The legacy of the the late Erica Rutherford
by Libby Oughton
How did a talented and unusual artist born in Scotland, who lived and worked in England, Europe, South Africa and America find Prince Edward Island? Luckily, for all of us and the flourishing of the arts here, Erica Rutherford met Islander Jean Webbe when they were both working in Louisville, Kentucky. “You must go and see my beautiful Island,” Jean said, offering her home there for a summer vacation.
Erica and her partner’s family visited the Island in 1970, and quickly Erica fell in love with landscape, colour, horizon. By 1972 Erica found a house in Earnscliffe where she came every summer. Then in l977 she moved here permanently. After a few years, she spent much time searching for a larger home that could incorporate studio space, and found an old farmhouse in Pinette. She and Ambika Gail undertook vast renovations, including converting the barn to a printmaking studio, as well as creating a luxurious garden (where Erica dug 6 foot trenches for flowers!) to complete their paradise.
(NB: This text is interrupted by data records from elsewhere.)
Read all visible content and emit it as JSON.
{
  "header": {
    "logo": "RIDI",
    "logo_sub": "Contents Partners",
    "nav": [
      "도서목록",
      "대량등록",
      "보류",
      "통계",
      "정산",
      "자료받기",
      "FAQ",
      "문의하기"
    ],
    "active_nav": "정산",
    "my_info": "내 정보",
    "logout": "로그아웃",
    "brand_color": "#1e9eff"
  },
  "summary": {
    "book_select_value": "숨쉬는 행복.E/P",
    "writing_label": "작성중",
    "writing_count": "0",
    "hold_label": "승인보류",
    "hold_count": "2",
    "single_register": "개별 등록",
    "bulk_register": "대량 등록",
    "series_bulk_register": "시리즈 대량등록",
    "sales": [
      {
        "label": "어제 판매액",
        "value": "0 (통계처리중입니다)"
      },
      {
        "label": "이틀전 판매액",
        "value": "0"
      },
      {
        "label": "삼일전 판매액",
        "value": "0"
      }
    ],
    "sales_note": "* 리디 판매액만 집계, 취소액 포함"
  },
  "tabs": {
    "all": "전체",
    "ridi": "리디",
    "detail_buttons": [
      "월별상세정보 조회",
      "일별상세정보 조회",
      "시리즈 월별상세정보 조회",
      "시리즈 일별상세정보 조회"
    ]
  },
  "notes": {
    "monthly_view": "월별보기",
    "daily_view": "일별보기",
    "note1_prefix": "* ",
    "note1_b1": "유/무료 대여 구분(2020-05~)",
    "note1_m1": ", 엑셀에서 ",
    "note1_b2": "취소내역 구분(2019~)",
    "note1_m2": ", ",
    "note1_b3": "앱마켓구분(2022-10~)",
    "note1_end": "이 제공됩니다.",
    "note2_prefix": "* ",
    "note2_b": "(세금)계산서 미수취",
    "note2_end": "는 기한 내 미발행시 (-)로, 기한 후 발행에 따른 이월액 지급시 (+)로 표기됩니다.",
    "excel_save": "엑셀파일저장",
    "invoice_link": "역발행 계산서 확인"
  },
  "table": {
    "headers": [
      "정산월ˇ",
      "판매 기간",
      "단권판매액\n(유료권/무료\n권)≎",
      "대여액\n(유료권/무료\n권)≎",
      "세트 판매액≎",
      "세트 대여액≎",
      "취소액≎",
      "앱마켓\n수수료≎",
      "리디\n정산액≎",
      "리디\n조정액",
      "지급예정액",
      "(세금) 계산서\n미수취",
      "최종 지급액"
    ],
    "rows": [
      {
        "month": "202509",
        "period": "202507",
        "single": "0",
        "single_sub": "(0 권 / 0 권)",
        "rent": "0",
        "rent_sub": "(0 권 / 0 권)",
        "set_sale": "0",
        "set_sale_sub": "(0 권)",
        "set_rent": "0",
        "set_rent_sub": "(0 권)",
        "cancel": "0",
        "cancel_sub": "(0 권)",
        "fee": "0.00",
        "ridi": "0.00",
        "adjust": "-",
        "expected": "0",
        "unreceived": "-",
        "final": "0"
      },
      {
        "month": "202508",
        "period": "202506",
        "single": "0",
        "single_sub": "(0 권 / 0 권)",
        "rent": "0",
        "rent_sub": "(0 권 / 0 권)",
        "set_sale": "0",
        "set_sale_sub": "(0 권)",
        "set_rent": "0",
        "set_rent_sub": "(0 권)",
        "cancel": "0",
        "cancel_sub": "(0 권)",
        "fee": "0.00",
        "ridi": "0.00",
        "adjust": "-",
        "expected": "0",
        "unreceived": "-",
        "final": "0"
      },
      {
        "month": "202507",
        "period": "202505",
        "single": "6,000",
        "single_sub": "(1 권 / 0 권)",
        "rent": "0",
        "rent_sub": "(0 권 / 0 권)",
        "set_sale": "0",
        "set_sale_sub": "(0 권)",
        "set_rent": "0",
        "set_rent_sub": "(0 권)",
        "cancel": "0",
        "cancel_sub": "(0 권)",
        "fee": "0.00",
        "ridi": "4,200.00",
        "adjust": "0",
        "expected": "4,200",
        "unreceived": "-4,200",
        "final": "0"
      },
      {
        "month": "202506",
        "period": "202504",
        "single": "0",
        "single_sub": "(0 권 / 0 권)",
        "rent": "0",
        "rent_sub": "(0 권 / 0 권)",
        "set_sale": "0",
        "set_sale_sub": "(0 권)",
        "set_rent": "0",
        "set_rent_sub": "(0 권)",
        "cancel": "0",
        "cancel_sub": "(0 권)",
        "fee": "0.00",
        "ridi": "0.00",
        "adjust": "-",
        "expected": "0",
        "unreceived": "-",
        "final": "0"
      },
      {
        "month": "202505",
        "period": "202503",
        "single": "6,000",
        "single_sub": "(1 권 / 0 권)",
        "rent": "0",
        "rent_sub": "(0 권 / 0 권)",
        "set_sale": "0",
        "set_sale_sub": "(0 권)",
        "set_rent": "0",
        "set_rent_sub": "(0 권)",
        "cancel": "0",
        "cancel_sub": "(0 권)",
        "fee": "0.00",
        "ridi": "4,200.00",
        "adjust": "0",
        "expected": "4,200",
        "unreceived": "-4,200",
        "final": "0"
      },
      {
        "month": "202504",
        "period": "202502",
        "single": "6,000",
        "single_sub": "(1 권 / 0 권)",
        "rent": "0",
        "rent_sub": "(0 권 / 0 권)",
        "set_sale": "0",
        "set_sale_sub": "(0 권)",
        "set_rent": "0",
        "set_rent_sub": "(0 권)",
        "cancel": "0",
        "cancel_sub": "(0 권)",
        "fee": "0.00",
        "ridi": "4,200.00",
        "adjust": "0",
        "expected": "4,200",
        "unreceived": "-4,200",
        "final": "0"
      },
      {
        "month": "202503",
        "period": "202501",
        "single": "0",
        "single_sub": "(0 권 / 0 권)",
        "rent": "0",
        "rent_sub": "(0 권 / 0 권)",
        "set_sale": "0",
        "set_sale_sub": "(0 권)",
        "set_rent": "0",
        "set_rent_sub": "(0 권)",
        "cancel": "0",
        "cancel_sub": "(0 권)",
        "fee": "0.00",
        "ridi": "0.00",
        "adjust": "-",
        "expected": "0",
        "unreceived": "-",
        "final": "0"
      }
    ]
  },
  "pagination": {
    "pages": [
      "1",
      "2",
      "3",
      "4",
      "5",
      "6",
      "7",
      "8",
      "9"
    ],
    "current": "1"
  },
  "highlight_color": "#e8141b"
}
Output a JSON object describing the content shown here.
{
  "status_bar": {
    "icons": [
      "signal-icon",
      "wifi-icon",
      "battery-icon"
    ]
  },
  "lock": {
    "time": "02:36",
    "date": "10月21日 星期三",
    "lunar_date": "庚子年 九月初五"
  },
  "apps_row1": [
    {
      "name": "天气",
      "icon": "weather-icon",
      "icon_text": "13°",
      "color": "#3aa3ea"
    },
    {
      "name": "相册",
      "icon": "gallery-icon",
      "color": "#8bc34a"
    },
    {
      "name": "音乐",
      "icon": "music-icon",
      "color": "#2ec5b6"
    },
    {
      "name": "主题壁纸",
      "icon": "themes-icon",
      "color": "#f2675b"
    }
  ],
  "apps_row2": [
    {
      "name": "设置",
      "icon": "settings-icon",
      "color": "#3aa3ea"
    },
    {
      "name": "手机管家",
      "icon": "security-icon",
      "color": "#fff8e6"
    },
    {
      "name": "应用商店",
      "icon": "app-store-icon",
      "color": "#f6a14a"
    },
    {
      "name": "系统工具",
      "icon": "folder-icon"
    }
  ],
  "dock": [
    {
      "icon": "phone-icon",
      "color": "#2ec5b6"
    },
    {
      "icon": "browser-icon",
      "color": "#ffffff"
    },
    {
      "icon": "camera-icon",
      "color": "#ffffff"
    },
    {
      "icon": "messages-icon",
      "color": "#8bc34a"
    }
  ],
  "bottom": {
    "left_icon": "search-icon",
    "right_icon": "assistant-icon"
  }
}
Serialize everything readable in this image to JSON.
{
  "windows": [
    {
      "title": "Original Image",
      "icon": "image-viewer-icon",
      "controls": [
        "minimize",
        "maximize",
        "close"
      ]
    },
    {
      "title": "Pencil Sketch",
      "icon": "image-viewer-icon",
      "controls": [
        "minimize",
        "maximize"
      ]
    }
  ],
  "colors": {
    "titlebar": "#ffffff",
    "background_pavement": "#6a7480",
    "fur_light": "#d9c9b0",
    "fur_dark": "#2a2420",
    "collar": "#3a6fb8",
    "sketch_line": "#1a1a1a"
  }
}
Erica was blessed with a creative and visionary mind, hand and eye that was equally at home in theatre, film-making and all visual arts. Once the Pinette barn was transformed, Erica and Ambika Gail conceived of sharing their love of printmaking by inviting prominent printmakers to give workshops here to local artists, then have another week for their own work…not to mention the added enticement of great food, wine and company. It only took the first visiting artist Jan Winton to rave about her experience here as the place to go. Many local artists were nourished, mentored and encouraged by these workshops. Printmaking thrived on the Island. Eventually this active group of artists formed the Printmakers Council of PEI and established a first class artist run studio in the Arts Guild building. This brainchild of Erica and Ambika Gail was a vital part of visual arts here. Their legacy can be seen in the new Confederation Centre Art Gallery show called Printed in PEI, which displays selected prints from the over 300 archival prints recently donated to the Centre by PCPEI.
As well as mentoring so many artists, Erica was actively printmaking, painting, designing theatre sets and writing. She illustrated two children’s books, published the hilarious Yoga for Cats, and then her autobiography Nine Lives in l993. Two years later she started her evocative series of paintings, The Human Comedy that would become a major show at Confederation Centre Art Gallery in l998.
Erica contributed so much to the Island…great art, a searching spirit of innovation, a vivid mind, kindness to other artists and a wicked sense of humour about life’s follies. To keep Erica alive in our hearts, The PEI Council of the Arts, along with Ambika Gail and daughter Susana, have created The Erica Rutherford Memorial Scholarship. This will be awarded each year to a young Islander embarking on studies in an accredited program in fine arts, theatre, dance, writing or film-making. The first award will be autumn, 2008. Erica’s family is considering a sale of some of her artworks to support the scholarship. We all feel Erica would totally support this initiative in her honour. She firmly believed in a wide education for artists and was quite outraged that after the early 90s there was no access to full higher arts education here.
All of us who love Erica will miss her profoundly. We have some comfort that she had a long, full and ever passionate life.
For more information about the Erica Rutherford Memorial Scholarship please contact the PEI Council of the Arts.